[Items from an interface collection]
Segment Open

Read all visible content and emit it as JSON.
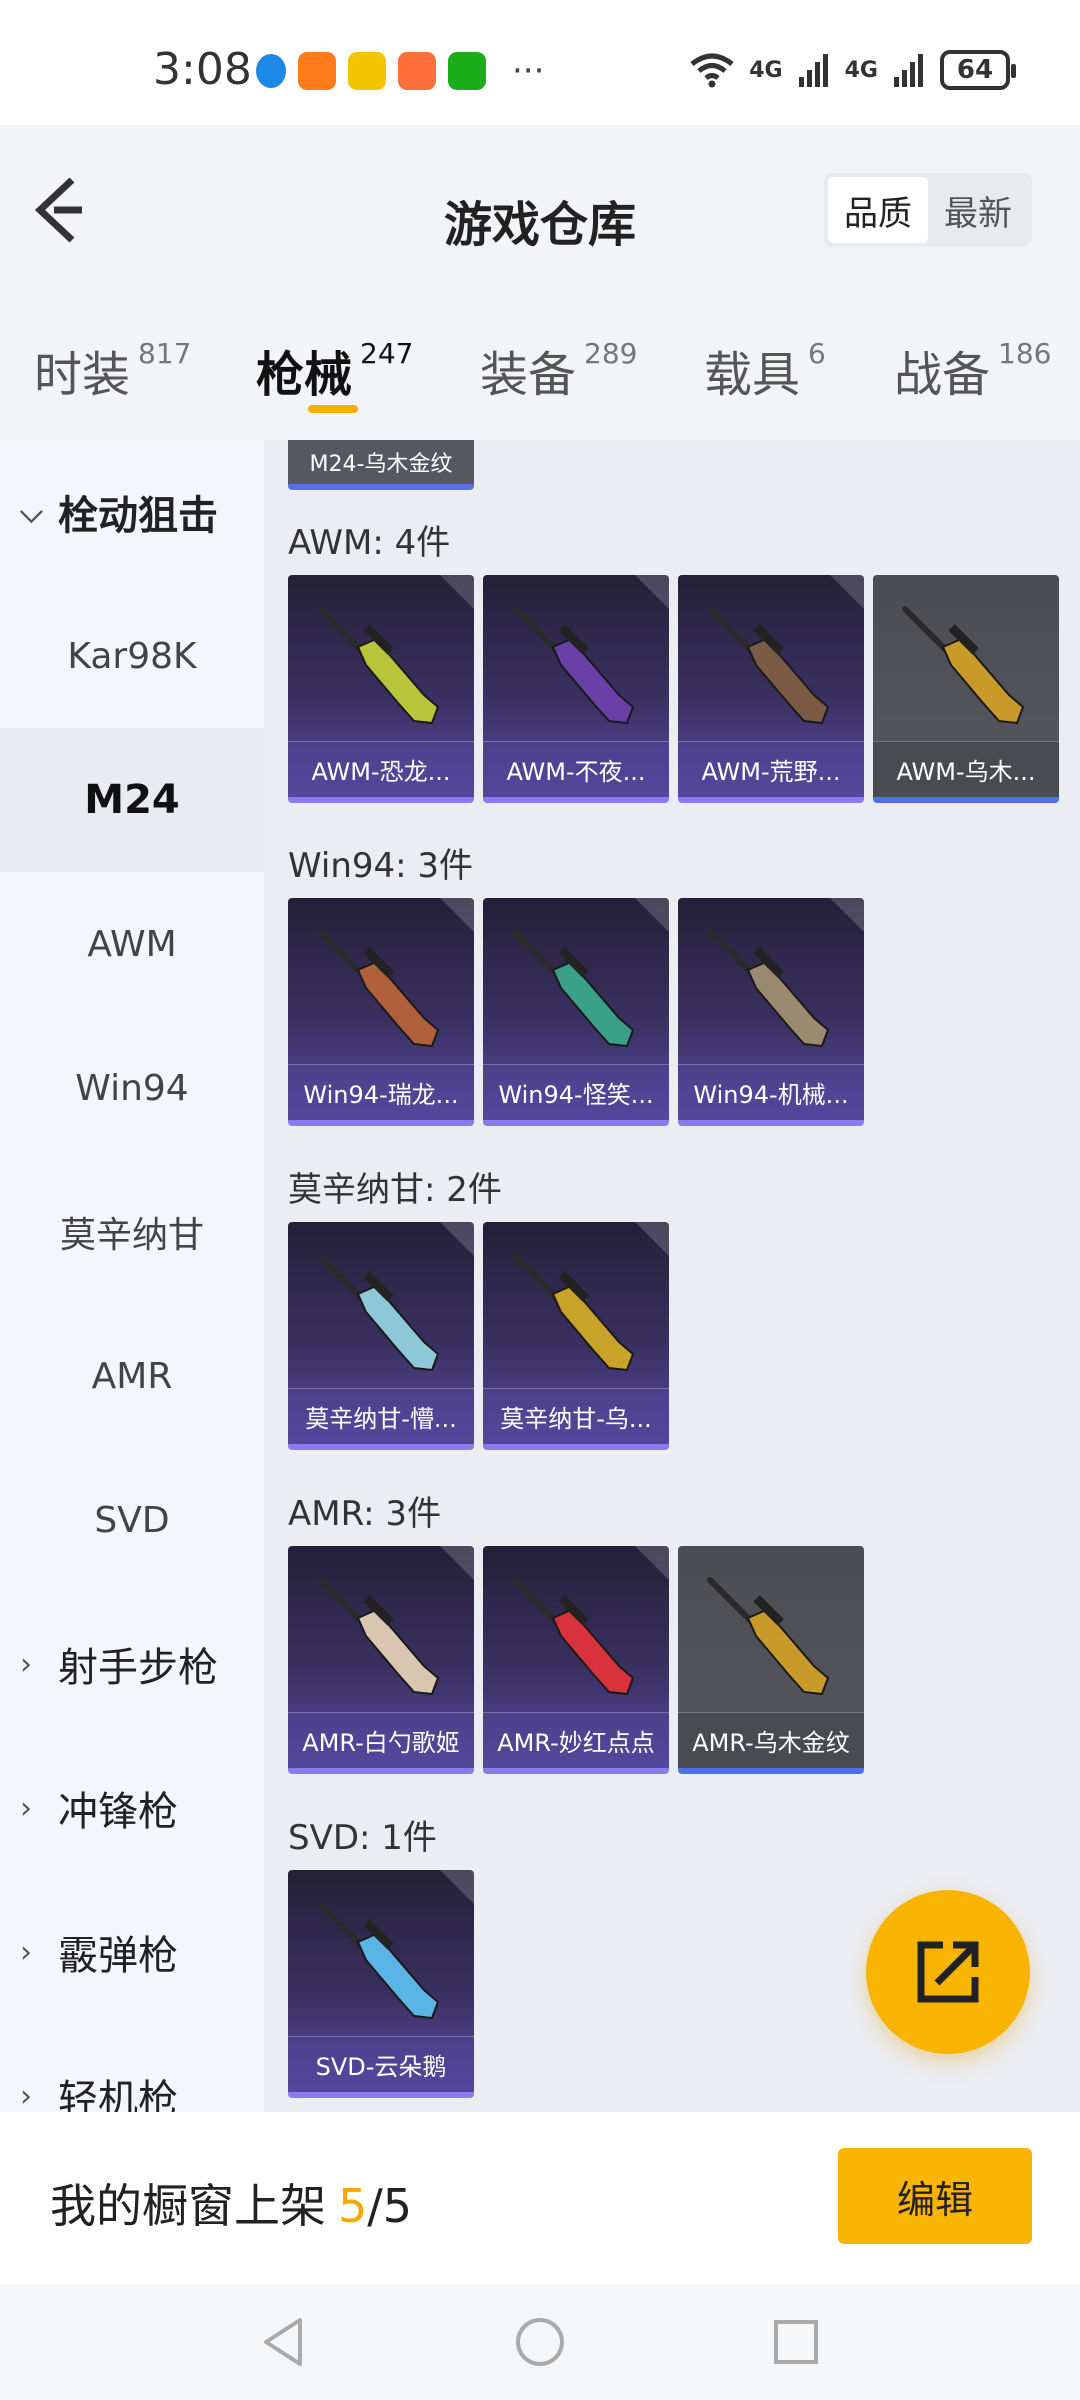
{
  "status": {
    "time": "3:08",
    "net1": "4G",
    "net2": "4G",
    "battery": "64",
    "app_colors": [
      "#1e88e5",
      "#ff7a1a",
      "#f2c500",
      "#ff6f3c",
      "#1aad19"
    ],
    "more": "···"
  },
  "header": {
    "title": "游戏仓库",
    "sort_quality": "品质",
    "sort_latest": "最新"
  },
  "tabs": [
    {
      "label": "时装",
      "count": "817"
    },
    {
      "label": "枪械",
      "count": "247"
    },
    {
      "label": "装备",
      "count": "289"
    },
    {
      "label": "载具",
      "count": "6"
    },
    {
      "label": "战备",
      "count": "186"
    }
  ],
  "sidebar": {
    "open_category": "栓动狙击",
    "items": [
      "Kar98K",
      "M24",
      "AWM",
      "Win94",
      "莫辛纳甘",
      "AMR",
      "SVD"
    ],
    "categories": [
      "射手步枪",
      "冲锋枪",
      "霰弹枪",
      "轻机枪"
    ]
  },
  "content": {
    "cut_card": "M24-乌木金纹",
    "sections": [
      {
        "title": "AWM: 4件",
        "cards": [
          {
            "name": "AWM-恐龙...",
            "color": "#b8c43a"
          },
          {
            "name": "AWM-不夜...",
            "color": "#6a3fa8"
          },
          {
            "name": "AWM-荒野...",
            "color": "#7a5a44"
          },
          {
            "name": "AWM-乌木...",
            "color": "#c79a2a"
          }
        ]
      },
      {
        "title": "Win94: 3件",
        "cards": [
          {
            "name": "Win94-瑞龙...",
            "color": "#b0603a"
          },
          {
            "name": "Win94-怪笑...",
            "color": "#3aa08a"
          },
          {
            "name": "Win94-机械...",
            "color": "#9a8a70"
          }
        ]
      },
      {
        "title": "莫辛纳甘: 2件",
        "cards": [
          {
            "name": "莫辛纳甘-懵...",
            "color": "#8ec8d8"
          },
          {
            "name": "莫辛纳甘-乌...",
            "color": "#c9a22a"
          }
        ]
      },
      {
        "title": "AMR: 3件",
        "cards": [
          {
            "name": "AMR-白勺歌姬",
            "color": "#d8c6b0"
          },
          {
            "name": "AMR-妙红点点",
            "color": "#d8323c"
          },
          {
            "name": "AMR-乌木金纹",
            "color": "#c79a2a"
          }
        ]
      },
      {
        "title": "SVD: 1件",
        "cards": [
          {
            "name": "SVD-云朵鹅",
            "color": "#5ab4e6"
          }
        ]
      }
    ]
  },
  "bottom": {
    "shelf_label": "我的橱窗上架",
    "shelf_current": "5",
    "shelf_sep": "/",
    "shelf_max": "5",
    "edit_label": "编辑"
  },
  "accent": "#f8b400"
}
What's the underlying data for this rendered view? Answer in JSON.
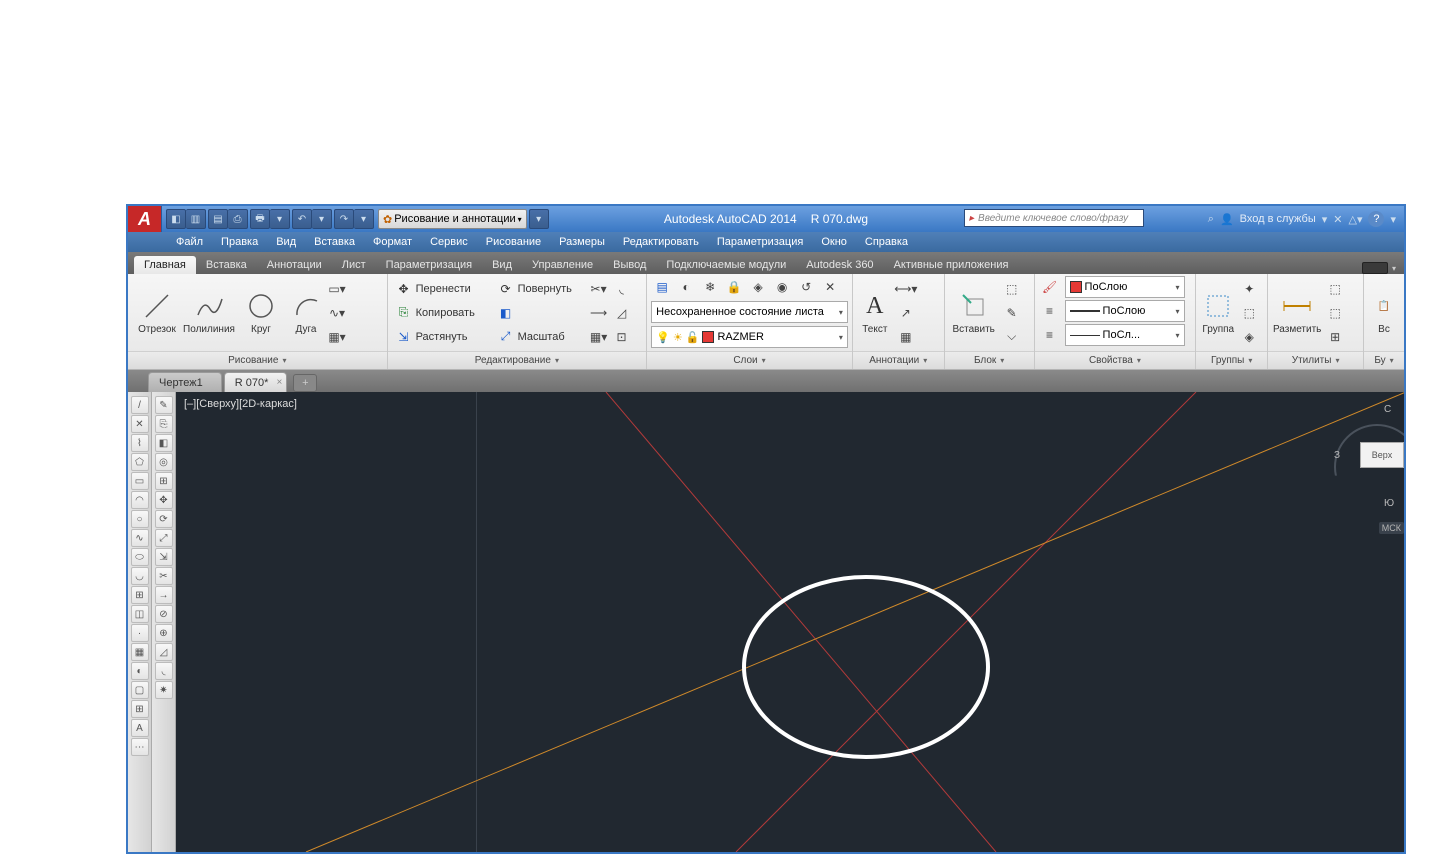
{
  "title": {
    "app": "Autodesk AutoCAD 2014",
    "file": "R 070.dwg"
  },
  "search_placeholder": "Введите ключевое слово/фразу",
  "signin": "Вход в службы",
  "workspace": "Рисование и аннотации",
  "menubar": [
    "Файл",
    "Правка",
    "Вид",
    "Вставка",
    "Формат",
    "Сервис",
    "Рисование",
    "Размеры",
    "Редактировать",
    "Параметризация",
    "Окно",
    "Справка"
  ],
  "ribbon_tabs": [
    "Главная",
    "Вставка",
    "Аннотации",
    "Лист",
    "Параметризация",
    "Вид",
    "Управление",
    "Вывод",
    "Подключаемые модули",
    "Autodesk 360",
    "Активные приложения"
  ],
  "panels": {
    "draw": {
      "title": "Рисование",
      "b": [
        "Отрезок",
        "Полилиния",
        "Круг",
        "Дуга"
      ]
    },
    "modify": {
      "title": "Редактирование",
      "c1": [
        "Перенести",
        "Копировать",
        "Растянуть"
      ],
      "c2": [
        "Повернуть",
        "Зеркало",
        "Масштаб"
      ]
    },
    "layers": {
      "title": "Слои",
      "state": "Несохраненное состояние листа",
      "current": "RAZMER"
    },
    "annot": {
      "title": "Аннотации",
      "text": "Текст"
    },
    "block": {
      "title": "Блок",
      "insert": "Вставить"
    },
    "props": {
      "title": "Свойства",
      "bycolor": "ПоСлою",
      "bylt": "ПоСлою",
      "bylw": "ПоСл..."
    },
    "groups": {
      "title": "Группы",
      "btn": "Группа"
    },
    "utils": {
      "title": "Утилиты",
      "btn": "Разметить"
    },
    "clip": {
      "title": "Бу",
      "btn": "Вс"
    }
  },
  "filetabs": {
    "t1": "Чертеж1",
    "t2": "R 070*"
  },
  "viewport": {
    "label": "[–][Сверху][2D-каркас]",
    "cube": "Верх",
    "w": "З",
    "s": "С",
    "south": "Ю",
    "csys": "МСК"
  }
}
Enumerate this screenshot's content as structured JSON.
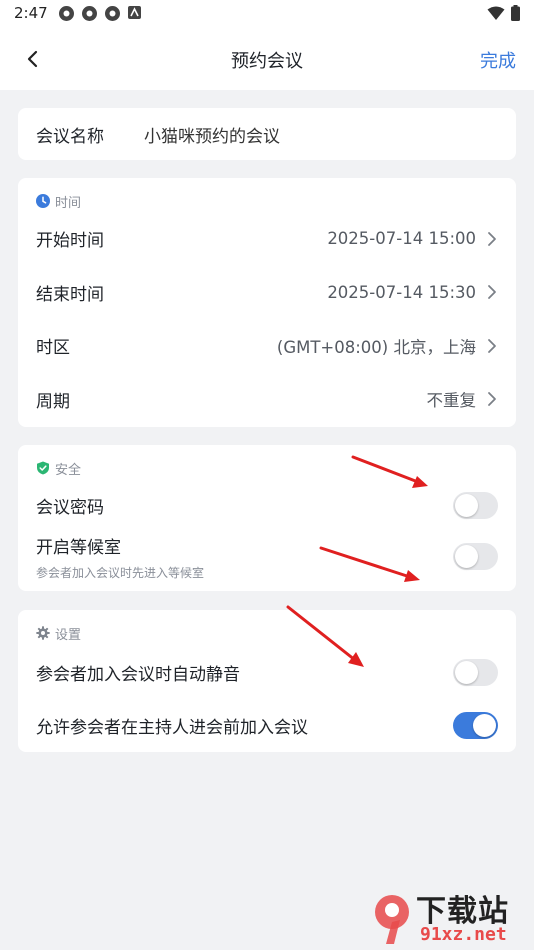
{
  "status_bar": {
    "time": "2:47",
    "wifi_icon": "wifi-icon",
    "battery_icon": "battery-icon"
  },
  "header": {
    "title": "预约会议",
    "done_label": "完成",
    "back_icon": "chevron-left-icon"
  },
  "meeting_name": {
    "label": "会议名称",
    "value": "小猫咪预约的会议"
  },
  "time_section": {
    "title": "时间",
    "icon": "clock-icon",
    "rows": [
      {
        "label": "开始时间",
        "value": "2025-07-14 15:00"
      },
      {
        "label": "结束时间",
        "value": "2025-07-14 15:30"
      },
      {
        "label": "时区",
        "value": "(GMT+08:00) 北京，上海"
      },
      {
        "label": "周期",
        "value": "不重复"
      }
    ]
  },
  "security_section": {
    "title": "安全",
    "icon": "shield-check-icon",
    "rows": [
      {
        "label": "会议密码",
        "on": false
      },
      {
        "label": "开启等候室",
        "sub": "参会者加入会议时先进入等候室",
        "on": false
      }
    ]
  },
  "settings_section": {
    "title": "设置",
    "icon": "gear-icon",
    "rows": [
      {
        "label": "参会者加入会议时自动静音",
        "on": false
      },
      {
        "label": "允许参会者在主持人进会前加入会议",
        "on": true
      }
    ]
  },
  "watermark": {
    "text": "下载站",
    "url_text": "91xz.net"
  },
  "colors": {
    "accent": "#3b7bdc",
    "background": "#f1f2f4",
    "arrow": "#e02020",
    "shield": "#2bb673"
  }
}
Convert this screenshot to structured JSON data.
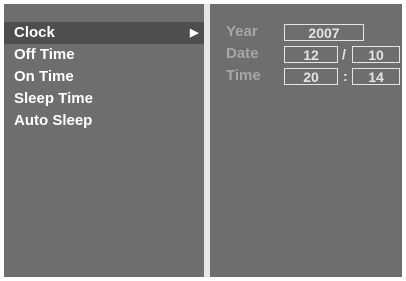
{
  "menu": {
    "items": [
      {
        "label": "Clock"
      },
      {
        "label": "Off Time"
      },
      {
        "label": "On Time"
      },
      {
        "label": "Sleep Time"
      },
      {
        "label": "Auto Sleep"
      }
    ],
    "arrow": "▶"
  },
  "clock": {
    "year_label": "Year",
    "year": "2007",
    "date_label": "Date",
    "month": "12",
    "date_sep": "/",
    "day": "10",
    "time_label": "Time",
    "hour": "20",
    "time_sep": ":",
    "minute": "14"
  }
}
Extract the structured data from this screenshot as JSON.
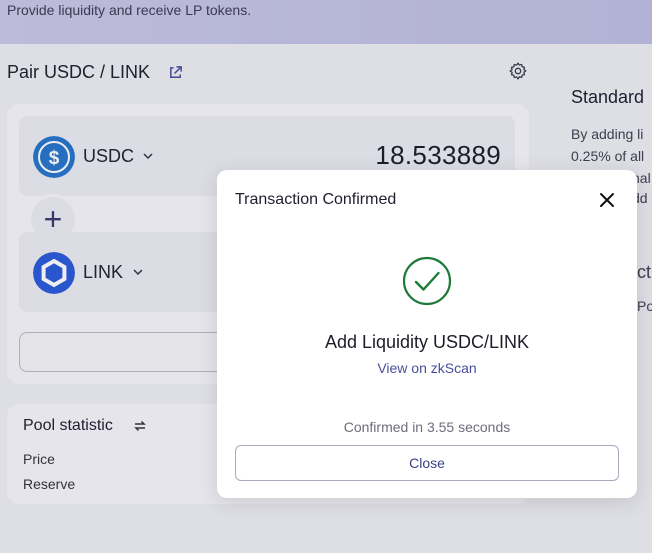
{
  "header": {
    "subtitle": "Provide liquidity and receive LP tokens."
  },
  "pair": {
    "title": "Pair USDC / LINK",
    "external_icon": "external-link-icon",
    "settings_icon": "gear-icon"
  },
  "tokens": [
    {
      "symbol": "USDC",
      "amount": "18.533889",
      "icon": "usdc-logo-icon",
      "color": "#2775ca"
    },
    {
      "symbol": "LINK",
      "amount": "",
      "icon": "chainlink-logo-icon",
      "color": "#2a5ada"
    }
  ],
  "plus_label": "+",
  "right_panel": {
    "title": "Standard",
    "line1": "By adding li",
    "line2": "0.25% of all",
    "line3": "nal",
    "line4": "dd",
    "line5": "cti",
    "line6": "Poo"
  },
  "pool_statistic": {
    "title": "Pool statistic",
    "price_label": "Price",
    "reserve_label": "Reserve"
  },
  "modal": {
    "title": "Transaction Confirmed",
    "heading": "Add Liquidity USDC/LINK",
    "link": "View on zkScan",
    "confirmed": "Confirmed in 3.55 seconds",
    "close_label": "Close",
    "success_color": "#1e7a3a"
  }
}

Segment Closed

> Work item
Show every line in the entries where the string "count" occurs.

> Answer box
      "count": "817"
      "count": "247"
      "count": "289"
      "count": "6"
      "count": "186"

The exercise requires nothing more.